Because of the U.S. sanctions prohibiting Americans from spending any money in Libya, we were unable even to buy a bottle of water to quench our thirst, and were dependent on the gracious hospitality of our hosts even for such a mundane requirement. The degree to which that restriction increased our feeling of isolation was surprising—but informative. Not only as journalists, but as fellow human beings, even the slightest understanding of the effect of our actions on others is of the utmost benefit.

Certainly, compared with the punishing U.N. sanctions imposed on Iraq, those on Libya were relatively benign, consisting primarily of a ban on air travel to and from the country. That ban, however, translated in real life into overnight ferry trips to Malta to catch a plane, regardless of whether one wanted to visit family members or conduct business, or even if one needed emergency medical treatment. Under the sanctions no Libyan was able to indulge a spontaneous decision or meet a sudden need if it involved the outside world. Almost worse than the physical isolation, we were beginning to comprehend, was the sense of being cut off and held back. A week of minor inconvenience made us humbly aware of the fact that the people we were talking to had undergone an entire decade of infinitely more frustrating isolation and helplessness.

And many of the people we met knew America and Americans very well. Having studied here or worked with Americans in Libya, they spoke American English, told American jokes, were very conversant with American culture—and like Americans! This generation of Libyans, however, soon will be replaced by a generation which has a similar understanding of and feeling for England, for example, or the other European countries which welcome them as students in their universities.

In a country based on a desert tribal culture, the leader of which disdains city life (see article on p. 50), we undoubtedly did not become acquainted with an essential part of Libya during our weeklong stay in Tripoli. We did, however, become acquainted with many urbane, knowledgeable, ingenious and dedicated people, and began to get a hint of the country’s many resources, human, natural and historic alike. As we left the country, we could not help thinking what a waste the sanctions have been—and not only for Libya.

Janet McMahon is the managing editor of the Washington Report.


U.S. Sanctions on Libya

On Jan. 7, 1986, the United States imposed economic sanctions against Libya that broadly prohibit U.S. citizens from engaging in unauthorized financial transactions with Libya.
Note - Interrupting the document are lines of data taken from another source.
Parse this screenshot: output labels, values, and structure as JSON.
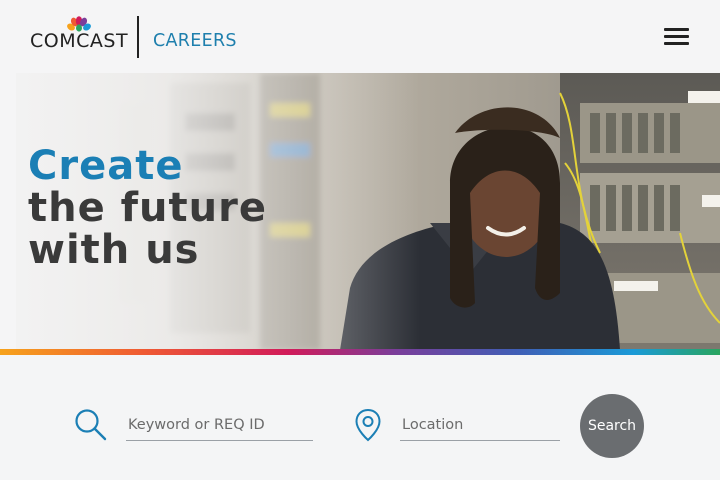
{
  "header": {
    "logo_text": "COMCAST",
    "careers_text": "CAREERS",
    "menu_icon": "hamburger-menu-icon",
    "brand_colors": [
      "#f6a21c",
      "#ef5a33",
      "#d11b5a",
      "#7a3e9a",
      "#1a9ad7",
      "#2aa55f"
    ]
  },
  "hero": {
    "line1": "Create",
    "line2": "the future",
    "line3": "with us",
    "accent_color": "#1b7fb5",
    "text_color": "#3a3a3a"
  },
  "search": {
    "keyword_placeholder": "Keyword or REQ ID",
    "keyword_icon": "search-icon",
    "location_placeholder": "Location",
    "location_icon": "location-pin-icon",
    "button_label": "Search",
    "button_color": "#6a6d70"
  }
}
A partial list of prohibited activities includes: the export to Libya of all goods, services, or technology; the import of goods or services of Libyan origin; engaging in the performance of a contract in support of an industrial, commercial, or governmental project in Libya; or dealing in any property in which the Government of Libya has any interest. The economic sanctions also prohibit Americans from working in Libya.

In addition, the U.S. restrictions prohibit citizens from engaging in unauthorized travel-related transactions to and within Libya. Exempt from the prohibition are transactions relating to travel for journalistic activity by persons regularly employed in such capacity by a news-gathering organization. U.S. citizens may engage in travel-related transactions for the sole purpose of visiting immediate family members in Libya, provided that those seeking to travel register with the Office of Foreign Assets Control or the U.S. Interests Section at the Embassy of Belgium in Tripoli.

In July 2000 former President Bill Clinton considered removing Libya from the State Department list of state sponsors of terrorism. Instead, however, Congress renewed U.S. sanctions. That same month the administration approved a visit by a group of U.S. oil companies to Libya to inspect American frozen assets there. Sanctions have prevented Libya from upgrading its oil infrastructure. Now, with all but U.S. sanctions lifted, Libya is beginning to undertake long-postponed improvements with European and Asianassistance. The country also is eager to open itself to Western investment. When American sanctions finally are lifted, U.S. oil companies will be able to re-engage in Libya’s lucrative oil sector—if foreign companies haven’t already beaten them to it.